Printing Tips 2019
Check the resolution:
One of the most commonly forgotten aspects of a design project rests within the resolution of the final piece. You’ll need to make sure that your resolution is now lower than around 300 dpi as anything less can result in a fuzzy or pixelated print. For most large format printing, the resolution needs to be at 150 dpi. Unlike digital projects, once print projects are completed mistakes cannot be fixed. Making sure that your print document correctly prepared will save time and money later.
As silly as it may sound, one of the most common mistakes that many corporations make is a failure to plan when it comes to the type of paper being used during a project. You may want to consider whether your campaign would look best in gloss, or perhaps a matte or semi-matte finish? Also, consider if you are going to require your paper to be coated, and also consider the weight of your paper. For example, you may not want flyers to come out at the same thickness of a poster.
When you have checked the items above, and your design is complete, make sure that you export your file in the correct format for the press you are using.

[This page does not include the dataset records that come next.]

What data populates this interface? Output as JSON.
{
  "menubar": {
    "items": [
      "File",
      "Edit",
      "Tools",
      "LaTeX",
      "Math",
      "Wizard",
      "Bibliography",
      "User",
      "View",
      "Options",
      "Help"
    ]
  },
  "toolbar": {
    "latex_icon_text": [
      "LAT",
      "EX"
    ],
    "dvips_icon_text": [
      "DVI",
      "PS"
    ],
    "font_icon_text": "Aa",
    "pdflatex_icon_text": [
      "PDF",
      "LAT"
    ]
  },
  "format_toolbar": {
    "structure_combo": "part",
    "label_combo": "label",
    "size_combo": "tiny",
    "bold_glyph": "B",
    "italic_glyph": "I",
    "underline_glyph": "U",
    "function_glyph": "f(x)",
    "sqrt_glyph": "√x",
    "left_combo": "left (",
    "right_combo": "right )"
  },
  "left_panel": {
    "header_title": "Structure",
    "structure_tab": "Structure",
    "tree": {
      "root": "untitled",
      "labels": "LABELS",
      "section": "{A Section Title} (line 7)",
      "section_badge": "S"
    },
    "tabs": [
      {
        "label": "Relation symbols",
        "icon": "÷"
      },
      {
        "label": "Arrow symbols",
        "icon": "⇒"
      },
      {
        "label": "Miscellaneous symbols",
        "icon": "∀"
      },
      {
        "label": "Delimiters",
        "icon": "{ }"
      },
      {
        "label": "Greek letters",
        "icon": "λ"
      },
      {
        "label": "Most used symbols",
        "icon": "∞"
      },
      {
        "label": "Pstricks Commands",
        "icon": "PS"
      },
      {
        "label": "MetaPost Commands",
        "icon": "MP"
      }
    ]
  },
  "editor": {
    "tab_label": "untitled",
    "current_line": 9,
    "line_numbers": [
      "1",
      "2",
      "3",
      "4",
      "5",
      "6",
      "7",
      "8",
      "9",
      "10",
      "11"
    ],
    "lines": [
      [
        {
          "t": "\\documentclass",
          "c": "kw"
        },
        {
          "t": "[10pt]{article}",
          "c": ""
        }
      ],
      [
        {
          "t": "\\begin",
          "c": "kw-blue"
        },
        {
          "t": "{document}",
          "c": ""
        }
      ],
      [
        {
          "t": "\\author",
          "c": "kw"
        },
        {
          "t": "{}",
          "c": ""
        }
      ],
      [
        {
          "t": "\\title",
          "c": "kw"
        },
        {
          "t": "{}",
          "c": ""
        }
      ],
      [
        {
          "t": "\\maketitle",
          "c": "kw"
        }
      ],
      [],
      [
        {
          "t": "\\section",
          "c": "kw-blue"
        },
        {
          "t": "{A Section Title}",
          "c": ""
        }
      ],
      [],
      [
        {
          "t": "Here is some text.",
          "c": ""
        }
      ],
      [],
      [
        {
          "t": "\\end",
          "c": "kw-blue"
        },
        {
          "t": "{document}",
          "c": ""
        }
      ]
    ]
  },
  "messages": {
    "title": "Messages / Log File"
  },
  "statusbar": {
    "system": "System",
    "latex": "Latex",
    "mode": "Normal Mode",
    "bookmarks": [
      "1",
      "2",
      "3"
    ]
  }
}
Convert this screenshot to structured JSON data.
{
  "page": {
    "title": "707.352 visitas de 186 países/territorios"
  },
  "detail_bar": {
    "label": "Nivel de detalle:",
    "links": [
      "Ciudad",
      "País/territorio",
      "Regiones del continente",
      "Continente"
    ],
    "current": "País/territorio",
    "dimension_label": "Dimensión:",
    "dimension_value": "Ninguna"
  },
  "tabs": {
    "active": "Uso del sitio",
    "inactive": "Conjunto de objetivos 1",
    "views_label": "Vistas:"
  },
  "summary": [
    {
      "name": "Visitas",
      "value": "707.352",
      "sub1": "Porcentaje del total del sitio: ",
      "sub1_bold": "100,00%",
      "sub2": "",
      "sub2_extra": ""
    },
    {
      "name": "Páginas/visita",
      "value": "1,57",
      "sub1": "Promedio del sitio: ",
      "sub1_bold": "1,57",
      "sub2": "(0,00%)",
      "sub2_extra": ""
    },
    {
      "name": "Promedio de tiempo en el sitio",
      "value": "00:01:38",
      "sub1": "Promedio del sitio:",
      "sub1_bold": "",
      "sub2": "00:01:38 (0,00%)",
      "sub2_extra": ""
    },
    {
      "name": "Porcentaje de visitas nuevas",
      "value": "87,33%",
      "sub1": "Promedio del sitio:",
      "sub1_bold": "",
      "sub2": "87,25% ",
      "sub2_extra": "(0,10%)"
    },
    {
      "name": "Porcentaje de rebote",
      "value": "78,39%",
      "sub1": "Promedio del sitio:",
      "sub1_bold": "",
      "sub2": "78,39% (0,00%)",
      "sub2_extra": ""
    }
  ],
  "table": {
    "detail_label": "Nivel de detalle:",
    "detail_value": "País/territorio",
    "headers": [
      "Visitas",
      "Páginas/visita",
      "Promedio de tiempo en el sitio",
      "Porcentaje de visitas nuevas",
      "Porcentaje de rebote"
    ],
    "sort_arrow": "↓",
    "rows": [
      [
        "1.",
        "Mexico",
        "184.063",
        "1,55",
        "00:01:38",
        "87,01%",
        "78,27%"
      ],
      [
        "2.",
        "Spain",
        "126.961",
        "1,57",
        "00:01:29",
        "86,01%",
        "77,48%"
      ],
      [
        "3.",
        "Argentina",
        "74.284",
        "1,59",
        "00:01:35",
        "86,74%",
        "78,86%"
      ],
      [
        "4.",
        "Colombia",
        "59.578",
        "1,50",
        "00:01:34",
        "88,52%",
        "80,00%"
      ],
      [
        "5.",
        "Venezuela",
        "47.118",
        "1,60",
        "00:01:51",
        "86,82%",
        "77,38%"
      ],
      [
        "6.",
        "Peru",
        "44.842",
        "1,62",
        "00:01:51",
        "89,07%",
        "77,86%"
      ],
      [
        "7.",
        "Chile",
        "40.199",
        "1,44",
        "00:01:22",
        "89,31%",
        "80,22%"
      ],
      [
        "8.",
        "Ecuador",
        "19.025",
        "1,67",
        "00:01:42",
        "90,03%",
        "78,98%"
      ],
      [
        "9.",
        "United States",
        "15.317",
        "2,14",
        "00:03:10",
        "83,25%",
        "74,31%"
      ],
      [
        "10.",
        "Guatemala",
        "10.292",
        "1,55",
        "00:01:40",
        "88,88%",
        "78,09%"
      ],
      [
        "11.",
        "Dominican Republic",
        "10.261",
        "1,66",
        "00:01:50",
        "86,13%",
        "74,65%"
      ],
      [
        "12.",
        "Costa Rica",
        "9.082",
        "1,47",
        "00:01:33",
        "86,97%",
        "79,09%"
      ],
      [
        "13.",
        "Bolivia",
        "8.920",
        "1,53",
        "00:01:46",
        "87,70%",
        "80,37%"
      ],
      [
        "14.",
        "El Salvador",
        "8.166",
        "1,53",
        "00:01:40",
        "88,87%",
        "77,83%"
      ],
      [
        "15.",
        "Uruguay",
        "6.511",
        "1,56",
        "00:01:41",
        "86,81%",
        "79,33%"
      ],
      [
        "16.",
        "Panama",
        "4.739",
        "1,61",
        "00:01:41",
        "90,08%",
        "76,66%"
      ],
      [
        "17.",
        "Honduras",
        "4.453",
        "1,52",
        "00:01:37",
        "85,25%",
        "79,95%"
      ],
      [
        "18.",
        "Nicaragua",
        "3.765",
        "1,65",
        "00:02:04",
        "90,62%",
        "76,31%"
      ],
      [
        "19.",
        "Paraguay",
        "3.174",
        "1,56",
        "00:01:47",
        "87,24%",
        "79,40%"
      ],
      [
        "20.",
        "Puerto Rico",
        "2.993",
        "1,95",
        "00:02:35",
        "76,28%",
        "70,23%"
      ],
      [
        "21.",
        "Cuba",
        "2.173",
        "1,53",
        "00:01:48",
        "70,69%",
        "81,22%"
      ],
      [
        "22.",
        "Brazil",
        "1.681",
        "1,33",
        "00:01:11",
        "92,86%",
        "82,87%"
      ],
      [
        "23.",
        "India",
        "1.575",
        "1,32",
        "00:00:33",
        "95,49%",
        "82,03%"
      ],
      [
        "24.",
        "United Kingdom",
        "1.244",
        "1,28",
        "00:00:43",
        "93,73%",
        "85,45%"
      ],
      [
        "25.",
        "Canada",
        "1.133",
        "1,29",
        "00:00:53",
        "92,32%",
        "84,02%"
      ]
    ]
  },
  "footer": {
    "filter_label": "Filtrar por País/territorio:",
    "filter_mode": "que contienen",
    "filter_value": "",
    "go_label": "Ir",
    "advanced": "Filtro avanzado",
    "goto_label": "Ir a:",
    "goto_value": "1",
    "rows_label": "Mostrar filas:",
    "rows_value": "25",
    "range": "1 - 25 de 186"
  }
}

Most presses will use a high-quality PDF with bleed settings and crop marks, but sometimes this will vary. Often, larger jobs may request full files of artwork and text so this is a key area to stay on top of before the printing takes place.
The BIGGEST Tip, Proof read:

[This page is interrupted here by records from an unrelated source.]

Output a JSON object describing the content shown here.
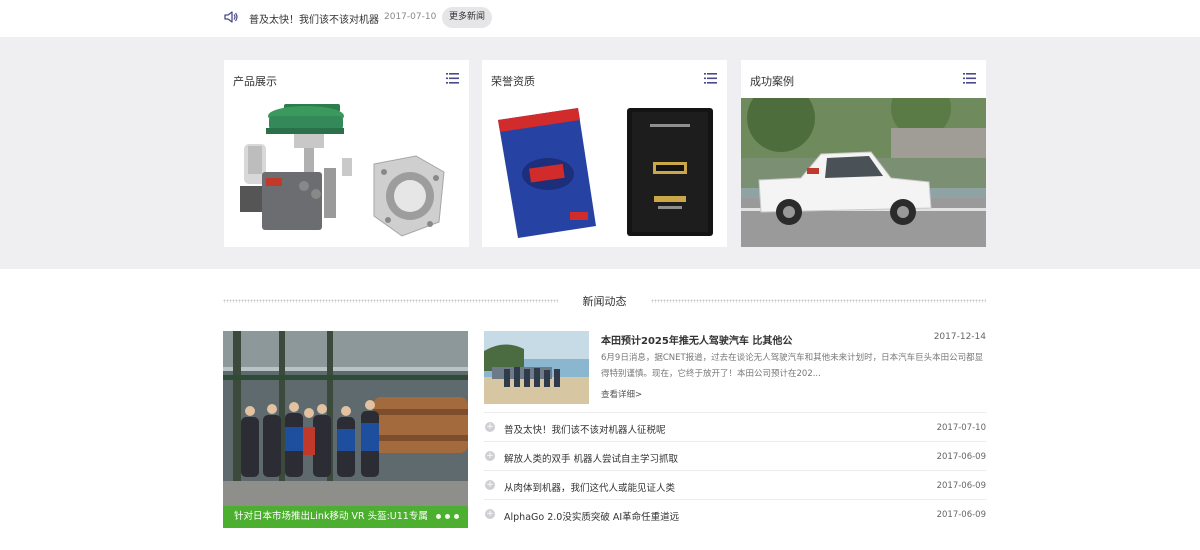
{
  "topbar": {
    "icon": "speaker-icon",
    "headline": "普及太快！我们该不该对机器",
    "date": "2017-07-10",
    "more_label": "更多新闻"
  },
  "cards": [
    {
      "title": "产品展示",
      "icon": "list-icon",
      "image": "control-valve-photo"
    },
    {
      "title": "荣誉资质",
      "icon": "list-icon",
      "image": "catalog-books-photo"
    },
    {
      "title": "成功案例",
      "icon": "list-icon",
      "image": "pickup-truck-photo"
    }
  ],
  "news": {
    "section_title": "新闻动态",
    "slideshow": {
      "caption": "针对日本市场推出Link移动 VR 头盔:U11专属",
      "image": "factory-team-photo",
      "dots": 3
    },
    "feature": {
      "title": "本田预计2025年推无人驾驶汽车 比其他公",
      "date": "2017-12-14",
      "summary": "6月9日消息，据CNET报道，过去在谈论无人驾驶汽车和其他未来计划时，日本汽车巨头本田公司都显得特别谨慎。现在，它终于放开了！本田公司预计在202...",
      "more_label": "查看详细>",
      "image": "beach-group-photo"
    },
    "items": [
      {
        "title": "普及太快！我们该不该对机器人征税呢",
        "date": "2017-07-10"
      },
      {
        "title": "解放人类的双手 机器人尝试自主学习抓取",
        "date": "2017-06-09"
      },
      {
        "title": "从肉体到机器，我们这代人或能见证人类",
        "date": "2017-06-09"
      },
      {
        "title": "AlphaGo 2.0没实质突破 AI革命任重道远",
        "date": "2017-06-09"
      }
    ]
  },
  "colors": {
    "band": "#efeff1",
    "caption_green": "#4caf2f",
    "icon_purple": "#4a4a8a"
  }
}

There’s a famous viral meme that highlights the importance of grammar with the slogan ‘commas save lives’ and two examples of wordplay: ‘Let’s eat, grandma’ and ‘Let’s eat grandma’. Quite frankly, a lack of punctuation, a poorly timed grammatical choice, or a spelling mistake (the cardinal sin!) can undermine your whole campaign. For this reason, be sure to review all copy for errors and have another person review your project. Having another pair of eyes check something is helpful, especially if you’ve been looking at it for some time.

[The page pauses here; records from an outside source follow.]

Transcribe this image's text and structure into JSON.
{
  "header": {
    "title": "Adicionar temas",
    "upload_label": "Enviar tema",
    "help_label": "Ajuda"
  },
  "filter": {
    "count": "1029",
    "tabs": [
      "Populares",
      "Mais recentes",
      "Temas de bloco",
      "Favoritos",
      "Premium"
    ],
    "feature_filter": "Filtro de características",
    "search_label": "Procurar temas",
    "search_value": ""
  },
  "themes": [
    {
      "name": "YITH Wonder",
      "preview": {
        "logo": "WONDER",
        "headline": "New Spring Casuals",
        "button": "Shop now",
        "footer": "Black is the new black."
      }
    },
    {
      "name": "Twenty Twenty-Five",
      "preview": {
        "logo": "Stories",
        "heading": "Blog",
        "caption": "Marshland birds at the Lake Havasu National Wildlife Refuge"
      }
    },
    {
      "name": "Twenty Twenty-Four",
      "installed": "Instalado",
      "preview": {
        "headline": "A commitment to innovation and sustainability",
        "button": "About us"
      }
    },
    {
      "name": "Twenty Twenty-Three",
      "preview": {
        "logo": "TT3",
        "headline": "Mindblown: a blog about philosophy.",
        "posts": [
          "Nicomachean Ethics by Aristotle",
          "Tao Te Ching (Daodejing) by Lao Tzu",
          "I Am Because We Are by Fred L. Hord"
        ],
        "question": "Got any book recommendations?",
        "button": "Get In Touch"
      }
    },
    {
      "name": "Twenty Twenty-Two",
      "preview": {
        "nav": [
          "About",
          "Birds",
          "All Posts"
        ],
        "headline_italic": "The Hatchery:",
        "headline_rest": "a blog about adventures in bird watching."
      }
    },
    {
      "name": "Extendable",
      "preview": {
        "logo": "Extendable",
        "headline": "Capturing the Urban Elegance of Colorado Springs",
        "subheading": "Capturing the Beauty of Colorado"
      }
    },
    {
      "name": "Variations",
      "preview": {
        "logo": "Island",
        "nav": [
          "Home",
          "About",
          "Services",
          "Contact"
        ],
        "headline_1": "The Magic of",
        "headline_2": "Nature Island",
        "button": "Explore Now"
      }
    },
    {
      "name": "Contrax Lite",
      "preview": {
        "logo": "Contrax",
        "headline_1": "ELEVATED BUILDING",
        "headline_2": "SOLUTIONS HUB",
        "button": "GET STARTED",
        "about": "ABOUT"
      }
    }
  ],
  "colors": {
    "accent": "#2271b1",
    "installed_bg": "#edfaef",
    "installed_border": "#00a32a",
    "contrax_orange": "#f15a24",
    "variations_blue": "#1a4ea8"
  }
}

Before you export your document for printing, confirm with the press the bleed size they require. Standard bleeds are .125”, but some presses use .25” so it’s a good idea to make sure you’re using the right one. Also, ensure the document’s actual graphics or text elements are not too close to the bleed but have a good safe zone to avoid being cut or omitted.